Exercise
Pull every line holding the word "system" out of the data and copy it.

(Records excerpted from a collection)
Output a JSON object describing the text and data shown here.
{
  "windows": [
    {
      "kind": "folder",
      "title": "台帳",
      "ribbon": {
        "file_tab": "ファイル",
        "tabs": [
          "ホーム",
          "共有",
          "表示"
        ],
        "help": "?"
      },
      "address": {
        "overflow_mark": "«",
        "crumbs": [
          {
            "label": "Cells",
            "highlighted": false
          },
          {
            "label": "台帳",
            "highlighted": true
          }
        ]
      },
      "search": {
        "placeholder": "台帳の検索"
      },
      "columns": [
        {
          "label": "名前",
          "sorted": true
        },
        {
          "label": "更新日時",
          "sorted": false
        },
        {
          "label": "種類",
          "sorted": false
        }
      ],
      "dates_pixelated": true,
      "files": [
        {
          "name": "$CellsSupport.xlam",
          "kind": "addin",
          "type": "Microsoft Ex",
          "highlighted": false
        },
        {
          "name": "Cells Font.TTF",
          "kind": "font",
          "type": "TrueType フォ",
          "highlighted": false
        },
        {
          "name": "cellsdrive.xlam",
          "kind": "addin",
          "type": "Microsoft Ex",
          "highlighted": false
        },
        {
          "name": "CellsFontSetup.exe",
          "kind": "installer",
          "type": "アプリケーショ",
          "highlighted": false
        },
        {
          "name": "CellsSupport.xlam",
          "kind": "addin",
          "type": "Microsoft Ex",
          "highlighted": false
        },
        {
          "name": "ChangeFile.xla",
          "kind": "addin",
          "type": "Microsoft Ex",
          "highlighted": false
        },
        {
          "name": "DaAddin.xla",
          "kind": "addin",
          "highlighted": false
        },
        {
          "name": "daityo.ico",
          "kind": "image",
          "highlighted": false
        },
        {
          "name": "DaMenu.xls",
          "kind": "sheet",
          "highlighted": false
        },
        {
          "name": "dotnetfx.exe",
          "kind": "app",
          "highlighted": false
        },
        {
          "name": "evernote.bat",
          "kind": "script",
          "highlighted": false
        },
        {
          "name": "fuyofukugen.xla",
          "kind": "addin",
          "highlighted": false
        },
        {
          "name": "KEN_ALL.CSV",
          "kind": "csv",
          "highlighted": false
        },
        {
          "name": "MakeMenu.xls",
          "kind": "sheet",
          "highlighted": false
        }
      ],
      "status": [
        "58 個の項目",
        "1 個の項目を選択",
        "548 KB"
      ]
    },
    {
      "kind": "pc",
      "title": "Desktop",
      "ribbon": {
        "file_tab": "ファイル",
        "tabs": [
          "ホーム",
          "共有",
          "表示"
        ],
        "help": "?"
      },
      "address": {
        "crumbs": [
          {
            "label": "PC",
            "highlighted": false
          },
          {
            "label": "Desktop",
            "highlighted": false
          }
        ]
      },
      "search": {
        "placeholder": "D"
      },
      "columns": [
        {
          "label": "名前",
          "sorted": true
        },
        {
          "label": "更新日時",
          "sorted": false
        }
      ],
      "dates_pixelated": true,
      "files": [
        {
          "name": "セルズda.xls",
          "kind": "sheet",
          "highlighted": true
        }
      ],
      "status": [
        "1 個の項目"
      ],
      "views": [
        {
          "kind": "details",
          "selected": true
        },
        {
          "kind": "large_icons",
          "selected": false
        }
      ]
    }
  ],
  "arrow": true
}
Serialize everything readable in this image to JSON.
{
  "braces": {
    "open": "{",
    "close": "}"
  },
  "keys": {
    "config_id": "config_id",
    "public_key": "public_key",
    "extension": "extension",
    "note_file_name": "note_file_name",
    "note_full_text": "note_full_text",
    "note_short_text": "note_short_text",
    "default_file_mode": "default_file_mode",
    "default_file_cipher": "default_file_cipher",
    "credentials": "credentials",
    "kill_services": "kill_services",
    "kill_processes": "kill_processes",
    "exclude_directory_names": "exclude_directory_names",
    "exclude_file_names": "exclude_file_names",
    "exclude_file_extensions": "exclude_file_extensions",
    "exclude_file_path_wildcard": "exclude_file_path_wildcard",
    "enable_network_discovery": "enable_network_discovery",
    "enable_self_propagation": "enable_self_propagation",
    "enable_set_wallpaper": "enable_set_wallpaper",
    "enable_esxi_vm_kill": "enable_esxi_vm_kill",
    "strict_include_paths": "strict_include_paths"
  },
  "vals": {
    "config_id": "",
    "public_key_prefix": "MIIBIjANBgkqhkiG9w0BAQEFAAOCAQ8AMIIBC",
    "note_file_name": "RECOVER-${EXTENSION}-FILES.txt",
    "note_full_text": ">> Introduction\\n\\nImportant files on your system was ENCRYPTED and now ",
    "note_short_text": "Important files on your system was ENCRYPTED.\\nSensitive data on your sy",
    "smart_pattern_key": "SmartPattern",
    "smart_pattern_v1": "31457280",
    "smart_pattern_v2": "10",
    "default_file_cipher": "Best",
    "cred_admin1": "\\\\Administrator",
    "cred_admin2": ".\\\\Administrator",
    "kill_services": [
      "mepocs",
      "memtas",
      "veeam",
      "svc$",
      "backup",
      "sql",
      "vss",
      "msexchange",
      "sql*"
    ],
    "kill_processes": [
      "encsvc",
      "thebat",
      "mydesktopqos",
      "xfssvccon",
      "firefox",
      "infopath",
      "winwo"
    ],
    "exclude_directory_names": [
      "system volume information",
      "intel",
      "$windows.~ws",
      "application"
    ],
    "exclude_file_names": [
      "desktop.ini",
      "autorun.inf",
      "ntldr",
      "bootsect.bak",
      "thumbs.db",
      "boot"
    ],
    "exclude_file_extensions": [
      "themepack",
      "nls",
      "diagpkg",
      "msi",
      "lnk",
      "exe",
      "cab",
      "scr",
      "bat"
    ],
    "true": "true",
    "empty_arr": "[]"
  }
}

Output for this task
    "note_full_text": ">> Introduction\\n\\nImportant files on your system was ENCRYPTED and now ",
    "note_short_text": "Important files on your system was ENCRYPTED.\\nSensitive data on your sy",
      "system volume information",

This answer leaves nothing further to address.